|Donoghue, Ann - Annie|
Submitted to: Biofilms
Publication Type: Abstract Only
Publication Acceptance Date: 8/22/2003
Publication Date: 11/1/2003
Citation: Nava, G., Higgins, S., Bielke, L., Tellez, G., Nisbet, D.J., Anderson, R.C., Donoghue, A.M., Hargis, B. 2003. Biofilm development as an important factor in the virulence of intestinal bacteria. [abstract]. Biofilms. p. 144.

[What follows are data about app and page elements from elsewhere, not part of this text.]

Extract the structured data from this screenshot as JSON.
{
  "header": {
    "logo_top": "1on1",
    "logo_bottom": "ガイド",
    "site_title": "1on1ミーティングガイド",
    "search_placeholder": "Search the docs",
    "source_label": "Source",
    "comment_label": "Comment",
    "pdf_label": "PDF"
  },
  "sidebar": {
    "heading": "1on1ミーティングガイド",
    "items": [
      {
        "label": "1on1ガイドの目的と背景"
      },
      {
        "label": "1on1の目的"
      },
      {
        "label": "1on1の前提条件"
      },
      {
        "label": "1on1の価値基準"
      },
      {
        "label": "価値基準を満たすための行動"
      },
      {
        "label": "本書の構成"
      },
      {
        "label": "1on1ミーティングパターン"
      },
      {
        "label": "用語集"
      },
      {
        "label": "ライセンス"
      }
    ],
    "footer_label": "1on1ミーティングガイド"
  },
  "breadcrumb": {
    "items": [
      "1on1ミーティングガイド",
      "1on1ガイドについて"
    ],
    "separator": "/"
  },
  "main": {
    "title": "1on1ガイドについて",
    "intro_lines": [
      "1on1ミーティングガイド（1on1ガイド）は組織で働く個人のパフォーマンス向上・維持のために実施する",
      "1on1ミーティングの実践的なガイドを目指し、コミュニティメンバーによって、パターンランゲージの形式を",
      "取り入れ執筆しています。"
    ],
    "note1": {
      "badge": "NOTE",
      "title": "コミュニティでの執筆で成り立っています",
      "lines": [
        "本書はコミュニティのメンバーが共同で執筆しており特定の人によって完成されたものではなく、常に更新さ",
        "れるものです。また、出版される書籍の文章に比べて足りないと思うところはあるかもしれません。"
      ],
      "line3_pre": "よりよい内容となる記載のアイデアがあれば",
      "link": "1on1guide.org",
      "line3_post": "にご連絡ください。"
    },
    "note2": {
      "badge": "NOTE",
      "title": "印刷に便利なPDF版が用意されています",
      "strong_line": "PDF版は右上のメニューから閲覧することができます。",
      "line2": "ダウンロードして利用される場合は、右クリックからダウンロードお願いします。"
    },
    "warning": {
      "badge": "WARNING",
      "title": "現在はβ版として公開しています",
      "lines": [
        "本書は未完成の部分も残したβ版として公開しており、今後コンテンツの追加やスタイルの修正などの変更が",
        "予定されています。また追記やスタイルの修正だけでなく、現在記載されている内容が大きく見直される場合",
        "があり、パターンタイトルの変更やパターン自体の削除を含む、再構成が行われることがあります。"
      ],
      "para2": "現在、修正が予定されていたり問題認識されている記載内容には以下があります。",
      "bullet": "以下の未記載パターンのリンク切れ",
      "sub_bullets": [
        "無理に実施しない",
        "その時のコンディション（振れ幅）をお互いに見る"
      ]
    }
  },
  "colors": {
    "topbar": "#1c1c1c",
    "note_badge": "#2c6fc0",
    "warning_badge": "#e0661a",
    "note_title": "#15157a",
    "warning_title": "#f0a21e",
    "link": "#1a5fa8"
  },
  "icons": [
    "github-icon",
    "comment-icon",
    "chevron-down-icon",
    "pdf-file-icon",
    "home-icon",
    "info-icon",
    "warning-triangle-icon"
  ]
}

Technical Abstract: Microbial characteristics associated with virulent bacteria include type I pili (TIP), curli production (CP), motility (M), hemolytic reaction (HR), and resistance to the lytic action of host complement (RHC). The role of biofilm production (BP) has not been considered as an important factor of virulence for promoting bacterial colonization of epithelial surfaces, entry into host cells, and exchange of genetic material between bacteria, and competition for intestinal niches. The aim of the present study was to estimate the relationship of selected virulence parameters and BP between pathogenic and endemic intestinal bacteria by comparing the occurrence of these factors. Eight avian pathogenic strains (E. coli O1:K1, E. coli O78:K8, E. coli-Brown, Salmonella enteritidis, Salmonella typhimurium, E. coli O2, E. coli O2:K1, E. coli O1) and seven endemic non-pathogenic intestinal strains (five E. coli isolates, Klebsiella trevisanii, and Kluyvera ascorbata) isolated from avian intestine were evaluated. Assays for TIP, CP, M, HR, CR, and BD were performed to each isolate. All pathogenic strains were positive to CP and RHC. Of these pathogenic strains, only Salmonella typhimurium and E. coli O2:K1 (intermediate RHC) failed to produce appreciable biofilm while the rest of the pathogenic strains were positive in the BP assay. Four of the endemic intestinal strains were positive to CP and produced appreciable amount of biofilm in the BP assay, additionally, three of these bacteria were RHC positive. A casual relationship was not observed between parameters described above and TIP, M, or HR assays in comparison between pathogenic or non-pathogenic bacteria. These results suggest that biofilm production could be an important factor in the virulence of pathogenic bacteria given that it could be used as a advantage to avoid immune, cellular, and chemical systems of host defense. However, BP alone does not necessarily predict virulence as some pathogenic isolates failed to produce biofilm and some non-pathogenic isolates did produce appreciable amounts of biofilm.